Heatstroke is a medical condition caused when a person’s body simply overheats. This often happens after your body is exposed to high temperatures. It is absolutely worth worrying about, since vehicular heatstroke can cause irreparable damage to your brain, heart, kidneys and muscles.
As the name indicates, one of the most likely causes of vehicular heatstroke is being trapped in a hot automobile. Each year, roughly 37 children die from exactly this situation.
Since 1998, 743 children have died due to vehicular heatstroke. Children under the age of one are the most common victims, according to kidsandcars.org.
Vehicular Heatstroke Facts:
(These facts have been provided by the National Highway Traffic Administration.)
- It only takes 10 minutes for the temperature in a car rise 20 degrees Fahrenheit.
- Cracking windows open and parking in the shade are not sufficient safeguards.
- A child’s body temperature rises 5 times faster than the average adult’s temperature.
- A child dies when their body reaches a 107 degree body temperature.
- On an 80 degree day, temperatures inside a vehicle can reach deadly peaks within ten minutes.
How Can This Happen?
You may be asking yourself how this can happen. In many cases, even the best parents can fall victim to this tragedy.

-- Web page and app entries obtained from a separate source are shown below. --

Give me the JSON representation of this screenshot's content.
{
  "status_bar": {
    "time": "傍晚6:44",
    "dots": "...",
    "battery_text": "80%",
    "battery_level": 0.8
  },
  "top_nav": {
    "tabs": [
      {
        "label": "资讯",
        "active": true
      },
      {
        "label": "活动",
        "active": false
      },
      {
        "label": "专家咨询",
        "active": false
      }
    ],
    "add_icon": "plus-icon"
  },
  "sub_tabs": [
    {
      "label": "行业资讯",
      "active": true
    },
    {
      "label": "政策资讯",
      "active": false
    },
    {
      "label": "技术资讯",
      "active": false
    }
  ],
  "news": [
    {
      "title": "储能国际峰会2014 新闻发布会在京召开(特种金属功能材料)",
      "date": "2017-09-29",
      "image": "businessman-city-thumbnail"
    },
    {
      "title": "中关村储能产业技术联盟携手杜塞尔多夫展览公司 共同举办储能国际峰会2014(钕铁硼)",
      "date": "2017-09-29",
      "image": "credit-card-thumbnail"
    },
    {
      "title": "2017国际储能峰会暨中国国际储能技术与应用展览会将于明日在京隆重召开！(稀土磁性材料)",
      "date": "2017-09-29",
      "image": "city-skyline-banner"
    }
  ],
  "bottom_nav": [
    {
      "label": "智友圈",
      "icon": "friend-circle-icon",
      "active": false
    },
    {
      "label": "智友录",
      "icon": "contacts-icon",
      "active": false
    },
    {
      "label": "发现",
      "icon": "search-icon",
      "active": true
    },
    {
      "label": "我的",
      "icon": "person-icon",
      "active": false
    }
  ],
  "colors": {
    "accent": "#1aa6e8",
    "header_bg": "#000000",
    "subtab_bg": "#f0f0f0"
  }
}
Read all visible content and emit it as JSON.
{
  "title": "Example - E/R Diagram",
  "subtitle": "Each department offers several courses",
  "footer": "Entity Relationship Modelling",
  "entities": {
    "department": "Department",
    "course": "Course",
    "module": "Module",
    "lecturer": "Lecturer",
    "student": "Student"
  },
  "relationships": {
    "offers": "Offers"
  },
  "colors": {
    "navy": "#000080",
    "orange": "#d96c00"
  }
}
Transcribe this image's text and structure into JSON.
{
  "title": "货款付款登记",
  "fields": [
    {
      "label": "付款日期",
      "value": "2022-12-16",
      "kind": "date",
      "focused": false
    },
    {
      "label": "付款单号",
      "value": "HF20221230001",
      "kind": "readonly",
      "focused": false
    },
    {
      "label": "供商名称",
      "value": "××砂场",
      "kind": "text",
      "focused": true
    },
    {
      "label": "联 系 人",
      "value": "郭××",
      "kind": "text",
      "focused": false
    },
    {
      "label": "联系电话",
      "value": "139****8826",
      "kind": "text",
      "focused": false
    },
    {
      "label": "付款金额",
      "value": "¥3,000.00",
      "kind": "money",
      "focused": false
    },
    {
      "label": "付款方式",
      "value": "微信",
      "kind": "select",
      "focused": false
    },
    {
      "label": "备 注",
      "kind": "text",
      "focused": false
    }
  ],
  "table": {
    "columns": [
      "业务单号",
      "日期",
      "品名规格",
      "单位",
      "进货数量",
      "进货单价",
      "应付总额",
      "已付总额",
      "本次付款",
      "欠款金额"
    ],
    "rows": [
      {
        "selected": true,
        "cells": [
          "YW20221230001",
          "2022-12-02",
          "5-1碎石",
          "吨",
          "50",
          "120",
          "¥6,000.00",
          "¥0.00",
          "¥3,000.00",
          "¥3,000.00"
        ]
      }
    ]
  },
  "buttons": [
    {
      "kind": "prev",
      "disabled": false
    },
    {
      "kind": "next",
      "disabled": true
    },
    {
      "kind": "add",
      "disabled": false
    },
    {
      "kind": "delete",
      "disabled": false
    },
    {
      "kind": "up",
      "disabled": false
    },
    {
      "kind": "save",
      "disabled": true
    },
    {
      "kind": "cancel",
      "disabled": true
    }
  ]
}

In most cases the parent or driver:
- Is stressed or overwhelmed.
- has had a change in their routine (new car, new route, unexpected traffic).
- Forgets that the baby or toddler is sleeping in the backseat.
Parents and caregivers are often in a rush and believe that it will be okay to leave their child in the car “just for a minute.” Sadly, tragedy can strike more quickly than any of us can predict.
Tips for Preventing Child Vehicular Heatstroke
These tragedies have happened to the best of us. The following tips outline simple ways to keep your child safe from accidentally suffering this terrible fate.
- Never leave your child in the car unattended for even a minute in a vehicle. In most states, this is illegal.
- Lock your car and keep the keys away from children. Even when your children are inside the house.
- Never use the temperature outside to gauge whether or not you can leave your child in the car (with the window cracked open or not). Even if it’s in the 60s outside, your car can still reach up to 110 degrees Fahrenheit.
- Keep a reminder in the front seat that your child is in the car, such as a baby bag, stuffed animal, or bottle. Anything that reminds you of your child will help.
- Check the car before you lock up to ensure that everyone is out.
Emergency Planning Saves Lives
Staying vigilant is the smartest way to keep your child safe from heatstroke. Just like active supervision in the pool, parents always need to stay alert. The simple act of having an emergency plan in place can help you to avoid a disaster. For instance, if your child appears to be suffering from vehicular heatstroke, you will want to get them out of the hot car immediately. After all, it only takes 10 minutes for the temperature in an enclosed car to heat up 20 degrees, and the police or ambulance will not arrive right away.
Heatstroke is a dangerous foe, so beware a false sense of security. Fortunately, with care and preparation, we can limit its reach.